*Work to complete:* Down to the last line, reproduce the data that follows, but skip the pictures.

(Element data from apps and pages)
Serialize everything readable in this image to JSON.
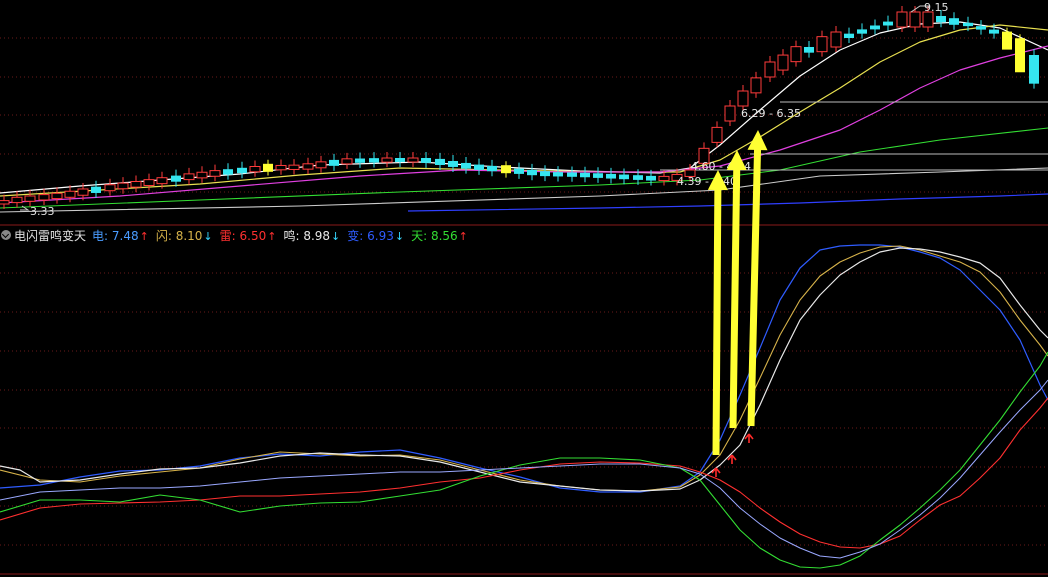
{
  "indicator": {
    "name": "电闪雷鸣变天",
    "items": [
      {
        "label": "电",
        "value": "7.48",
        "arrow": "↑",
        "color": "#4a9cff",
        "arrow_color": "#ff3030"
      },
      {
        "label": "闪",
        "value": "8.10",
        "arrow": "↓",
        "color": "#d6b24a",
        "arrow_color": "#35d6ff"
      },
      {
        "label": "雷",
        "value": "6.50",
        "arrow": "↑",
        "color": "#ff3030",
        "arrow_color": "#ff3030"
      },
      {
        "label": "鸣",
        "value": "8.98",
        "arrow": "↓",
        "color": "#e8e8e8",
        "arrow_color": "#35d6ff"
      },
      {
        "label": "变",
        "value": "6.93",
        "arrow": "↓",
        "color": "#2f5cff",
        "arrow_color": "#35d6ff"
      },
      {
        "label": "天",
        "value": "8.56",
        "arrow": "↑",
        "color": "#33dd33",
        "arrow_color": "#ff3030"
      }
    ]
  },
  "colors": {
    "background": "#000000",
    "up_candle": "#ff3b3b",
    "down_candle": "#35e6f0",
    "highlight_candle": "#ffff33",
    "grid": "#6a1a1a",
    "annotation_arrow": "#ffff33"
  },
  "chart_data": [
    {
      "type": "candlestick",
      "price_labels": {
        "high": "9.15",
        "low": "3.33"
      },
      "annotations": [
        "4.60 - 4.64",
        "6.29 - 6.35",
        "4.39 - 4.40"
      ],
      "grid": true
    },
    {
      "type": "line",
      "series": [
        {
          "name": "电",
          "color": "#2f5cff"
        },
        {
          "name": "闪",
          "color": "#d6b24a"
        },
        {
          "name": "雷",
          "color": "#ff3030"
        },
        {
          "name": "鸣",
          "color": "#e8e8e8"
        },
        {
          "name": "变",
          "color": "#2f5cff"
        },
        {
          "name": "天",
          "color": "#33dd33"
        }
      ],
      "signal_markers": 3,
      "grid": true
    }
  ]
}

*Task output:*
Serialize everything readable in this image to JSON.
{
  "indicator": {
    "name": "电闪雷鸣变天",
    "items": [
      {
        "label": "电",
        "value": "7.48",
        "arrow": "↑",
        "color": "#4a9cff",
        "arrow_color": "#ff3030"
      },
      {
        "label": "闪",
        "value": "8.10",
        "arrow": "↓",
        "color": "#d6b24a",
        "arrow_color": "#35d6ff"
      },
      {
        "label": "雷",
        "value": "6.50",
        "arrow": "↑",
        "color": "#ff3030",
        "arrow_color": "#ff3030"
      },
      {
        "label": "鸣",
        "value": "8.98",
        "arrow": "↓",
        "color": "#e8e8e8",
        "arrow_color": "#35d6ff"
      },
      {
        "label": "变",
        "value": "6.93",
        "arrow": "↓",
        "color": "#2f5cff",
        "arrow_color": "#35d6ff"
      },
      {
        "label": "天",
        "value": "8.56",
        "arrow": "↑",
        "color": "#33dd33",
        "arrow_color": "#ff3030"
      }
    ]
  },
  "colors": {
    "background": "#000000",
    "up_candle": "#ff3b3b",
    "down_candle": "#35e6f0",
    "highlight_candle": "#ffff33",
    "grid": "#6a1a1a",
    "annotation_arrow": "#ffff33"
  },
  "chart_data": [
    {
      "type": "candlestick",
      "price_labels": {
        "high": "9.15",
        "low": "3.33"
      },
      "annotations": [
        "4.60 - 4.64",
        "6.29 - 6.35",
        "4.39 - 4.40"
      ],
      "grid": true
    },
    {
      "type": "line",
      "series": [
        {
          "name": "电",
          "color": "#2f5cff"
        },
        {
          "name": "闪",
          "color": "#d6b24a"
        },
        {
          "name": "雷",
          "color": "#ff3030"
        },
        {
          "name": "鸣",
          "color": "#e8e8e8"
        },
        {
          "name": "变",
          "color": "#2f5cff"
        },
        {
          "name": "天",
          "color": "#33dd33"
        }
      ],
      "signal_markers": 3,
      "grid": true
    }
  ]
}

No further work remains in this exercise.